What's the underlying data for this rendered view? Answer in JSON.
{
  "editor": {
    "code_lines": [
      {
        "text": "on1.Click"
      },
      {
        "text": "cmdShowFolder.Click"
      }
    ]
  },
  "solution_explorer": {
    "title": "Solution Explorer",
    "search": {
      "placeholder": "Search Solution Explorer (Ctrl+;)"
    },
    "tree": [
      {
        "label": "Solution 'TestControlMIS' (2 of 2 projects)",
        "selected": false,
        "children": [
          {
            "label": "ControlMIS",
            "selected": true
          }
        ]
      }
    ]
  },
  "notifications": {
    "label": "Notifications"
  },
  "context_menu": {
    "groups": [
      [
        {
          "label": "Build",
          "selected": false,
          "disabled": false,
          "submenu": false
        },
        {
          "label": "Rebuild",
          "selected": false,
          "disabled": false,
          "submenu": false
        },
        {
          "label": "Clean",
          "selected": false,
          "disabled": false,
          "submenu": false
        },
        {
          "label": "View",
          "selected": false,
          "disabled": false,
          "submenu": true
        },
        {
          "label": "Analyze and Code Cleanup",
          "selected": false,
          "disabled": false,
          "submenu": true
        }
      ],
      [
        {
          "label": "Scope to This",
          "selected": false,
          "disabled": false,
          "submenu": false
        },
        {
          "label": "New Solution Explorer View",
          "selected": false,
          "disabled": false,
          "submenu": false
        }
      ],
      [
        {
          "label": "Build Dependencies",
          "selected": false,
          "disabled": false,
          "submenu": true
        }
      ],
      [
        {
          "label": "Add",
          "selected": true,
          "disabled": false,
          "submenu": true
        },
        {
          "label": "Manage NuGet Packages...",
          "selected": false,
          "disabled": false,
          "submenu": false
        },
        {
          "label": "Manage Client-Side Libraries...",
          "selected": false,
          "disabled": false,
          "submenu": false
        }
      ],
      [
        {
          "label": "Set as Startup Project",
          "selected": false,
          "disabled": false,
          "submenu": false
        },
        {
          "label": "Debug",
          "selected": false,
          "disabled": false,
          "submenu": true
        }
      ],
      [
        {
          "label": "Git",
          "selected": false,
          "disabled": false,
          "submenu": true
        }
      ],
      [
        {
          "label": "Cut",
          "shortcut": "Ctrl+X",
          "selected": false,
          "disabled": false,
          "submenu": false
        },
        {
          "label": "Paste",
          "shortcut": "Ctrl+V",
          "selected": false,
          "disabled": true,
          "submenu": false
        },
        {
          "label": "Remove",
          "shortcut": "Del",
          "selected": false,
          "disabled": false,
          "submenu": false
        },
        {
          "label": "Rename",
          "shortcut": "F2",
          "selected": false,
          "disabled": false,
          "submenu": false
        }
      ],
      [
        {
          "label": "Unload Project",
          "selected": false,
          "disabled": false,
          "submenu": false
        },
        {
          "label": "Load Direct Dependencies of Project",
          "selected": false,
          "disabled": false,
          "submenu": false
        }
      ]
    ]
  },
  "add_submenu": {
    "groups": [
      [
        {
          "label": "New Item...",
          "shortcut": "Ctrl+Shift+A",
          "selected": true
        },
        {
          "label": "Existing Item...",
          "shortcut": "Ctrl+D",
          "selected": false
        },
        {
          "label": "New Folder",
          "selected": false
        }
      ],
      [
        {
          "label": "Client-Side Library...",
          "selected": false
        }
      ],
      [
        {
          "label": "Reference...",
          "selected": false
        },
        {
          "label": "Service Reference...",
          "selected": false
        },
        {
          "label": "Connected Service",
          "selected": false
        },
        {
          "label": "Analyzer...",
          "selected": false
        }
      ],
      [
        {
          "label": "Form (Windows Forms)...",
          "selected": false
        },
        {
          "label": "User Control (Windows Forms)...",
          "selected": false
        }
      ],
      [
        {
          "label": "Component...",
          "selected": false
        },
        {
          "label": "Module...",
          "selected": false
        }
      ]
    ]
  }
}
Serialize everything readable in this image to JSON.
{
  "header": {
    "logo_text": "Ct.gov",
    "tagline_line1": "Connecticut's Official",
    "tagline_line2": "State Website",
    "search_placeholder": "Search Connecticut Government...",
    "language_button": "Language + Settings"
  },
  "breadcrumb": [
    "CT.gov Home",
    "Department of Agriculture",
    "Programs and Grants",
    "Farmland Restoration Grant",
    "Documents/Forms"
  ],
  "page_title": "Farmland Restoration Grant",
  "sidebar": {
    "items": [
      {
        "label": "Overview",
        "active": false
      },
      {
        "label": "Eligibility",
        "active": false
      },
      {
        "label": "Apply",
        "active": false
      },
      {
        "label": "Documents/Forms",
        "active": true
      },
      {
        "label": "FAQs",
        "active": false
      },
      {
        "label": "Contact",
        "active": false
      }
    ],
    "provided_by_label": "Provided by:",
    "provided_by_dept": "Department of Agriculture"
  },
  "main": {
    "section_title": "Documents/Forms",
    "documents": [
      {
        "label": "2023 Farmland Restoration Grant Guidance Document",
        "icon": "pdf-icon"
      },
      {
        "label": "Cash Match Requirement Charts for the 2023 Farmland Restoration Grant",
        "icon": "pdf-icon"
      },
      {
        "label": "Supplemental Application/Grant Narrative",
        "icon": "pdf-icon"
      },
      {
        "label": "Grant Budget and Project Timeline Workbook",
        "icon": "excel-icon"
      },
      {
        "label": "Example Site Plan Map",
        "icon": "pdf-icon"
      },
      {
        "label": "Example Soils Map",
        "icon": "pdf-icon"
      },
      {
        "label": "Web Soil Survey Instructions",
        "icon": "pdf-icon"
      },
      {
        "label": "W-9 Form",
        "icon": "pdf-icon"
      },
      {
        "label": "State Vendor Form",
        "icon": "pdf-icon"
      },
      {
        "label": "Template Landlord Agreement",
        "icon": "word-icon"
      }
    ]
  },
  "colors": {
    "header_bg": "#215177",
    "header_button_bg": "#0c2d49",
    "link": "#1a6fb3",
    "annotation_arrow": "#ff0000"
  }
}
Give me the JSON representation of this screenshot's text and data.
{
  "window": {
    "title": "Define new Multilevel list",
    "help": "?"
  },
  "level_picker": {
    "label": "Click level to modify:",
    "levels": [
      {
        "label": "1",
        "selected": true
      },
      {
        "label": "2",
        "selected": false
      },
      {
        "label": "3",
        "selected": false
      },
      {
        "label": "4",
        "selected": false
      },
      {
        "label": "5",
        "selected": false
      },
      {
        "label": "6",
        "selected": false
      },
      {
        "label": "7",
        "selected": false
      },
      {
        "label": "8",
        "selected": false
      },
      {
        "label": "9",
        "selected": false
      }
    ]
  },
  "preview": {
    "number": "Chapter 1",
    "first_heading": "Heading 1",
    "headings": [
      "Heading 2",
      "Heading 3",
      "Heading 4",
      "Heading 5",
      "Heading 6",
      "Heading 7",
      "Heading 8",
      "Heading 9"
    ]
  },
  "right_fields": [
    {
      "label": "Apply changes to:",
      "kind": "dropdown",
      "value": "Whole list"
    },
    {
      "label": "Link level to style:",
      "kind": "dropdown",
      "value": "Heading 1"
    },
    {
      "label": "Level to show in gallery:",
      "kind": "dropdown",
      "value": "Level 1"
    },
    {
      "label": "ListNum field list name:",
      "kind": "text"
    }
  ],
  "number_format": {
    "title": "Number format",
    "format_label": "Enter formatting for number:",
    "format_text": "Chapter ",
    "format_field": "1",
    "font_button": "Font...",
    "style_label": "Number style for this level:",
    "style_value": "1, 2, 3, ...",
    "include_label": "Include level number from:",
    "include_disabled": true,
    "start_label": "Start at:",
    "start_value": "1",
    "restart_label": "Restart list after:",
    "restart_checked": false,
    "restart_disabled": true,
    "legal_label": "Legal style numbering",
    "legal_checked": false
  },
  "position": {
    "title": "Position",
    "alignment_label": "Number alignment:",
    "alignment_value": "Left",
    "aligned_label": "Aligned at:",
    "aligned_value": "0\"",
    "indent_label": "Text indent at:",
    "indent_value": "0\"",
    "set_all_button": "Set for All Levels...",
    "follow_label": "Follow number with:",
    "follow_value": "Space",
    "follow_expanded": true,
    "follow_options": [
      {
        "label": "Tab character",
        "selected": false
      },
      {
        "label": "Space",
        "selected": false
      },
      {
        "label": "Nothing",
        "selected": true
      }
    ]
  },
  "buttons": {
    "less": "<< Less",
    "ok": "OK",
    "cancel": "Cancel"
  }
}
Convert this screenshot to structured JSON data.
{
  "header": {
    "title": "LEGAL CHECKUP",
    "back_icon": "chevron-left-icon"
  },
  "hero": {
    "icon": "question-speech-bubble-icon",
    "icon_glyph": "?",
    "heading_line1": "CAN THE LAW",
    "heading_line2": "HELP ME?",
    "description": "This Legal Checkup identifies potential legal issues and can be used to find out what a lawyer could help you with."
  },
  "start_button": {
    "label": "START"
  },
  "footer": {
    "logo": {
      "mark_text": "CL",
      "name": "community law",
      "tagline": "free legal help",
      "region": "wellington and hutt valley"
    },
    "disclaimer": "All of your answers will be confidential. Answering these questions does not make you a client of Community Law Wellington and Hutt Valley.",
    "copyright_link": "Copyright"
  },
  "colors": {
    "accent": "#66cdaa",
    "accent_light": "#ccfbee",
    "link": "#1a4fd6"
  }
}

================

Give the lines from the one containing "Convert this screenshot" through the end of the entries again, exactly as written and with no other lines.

Your solution:
Convert this screenshot to structured JSON data.
{
  "header": {
    "title": "LEGAL CHECKUP",
    "back_icon": "chevron-left-icon"
  },
  "hero": {
    "icon": "question-speech-bubble-icon",
    "icon_glyph": "?",
    "heading_line1": "CAN THE LAW",
    "heading_line2": "HELP ME?",
    "description": "This Legal Checkup identifies potential legal issues and can be used to find out what a lawyer could help you with."
  },
  "start_button": {
    "label": "START"
  },
  "footer": {
    "logo": {
      "mark_text": "CL",
      "name": "community law",
      "tagline": "free legal help",
      "region": "wellington and hutt valley"
    },
    "disclaimer": "All of your answers will be confidential. Answering these questions does not make you a client of Community Law Wellington and Hutt Valley.",
    "copyright_link": "Copyright"
  },
  "colors": {
    "accent": "#66cdaa",
    "accent_light": "#ccfbee",
    "link": "#1a4fd6"
  }
}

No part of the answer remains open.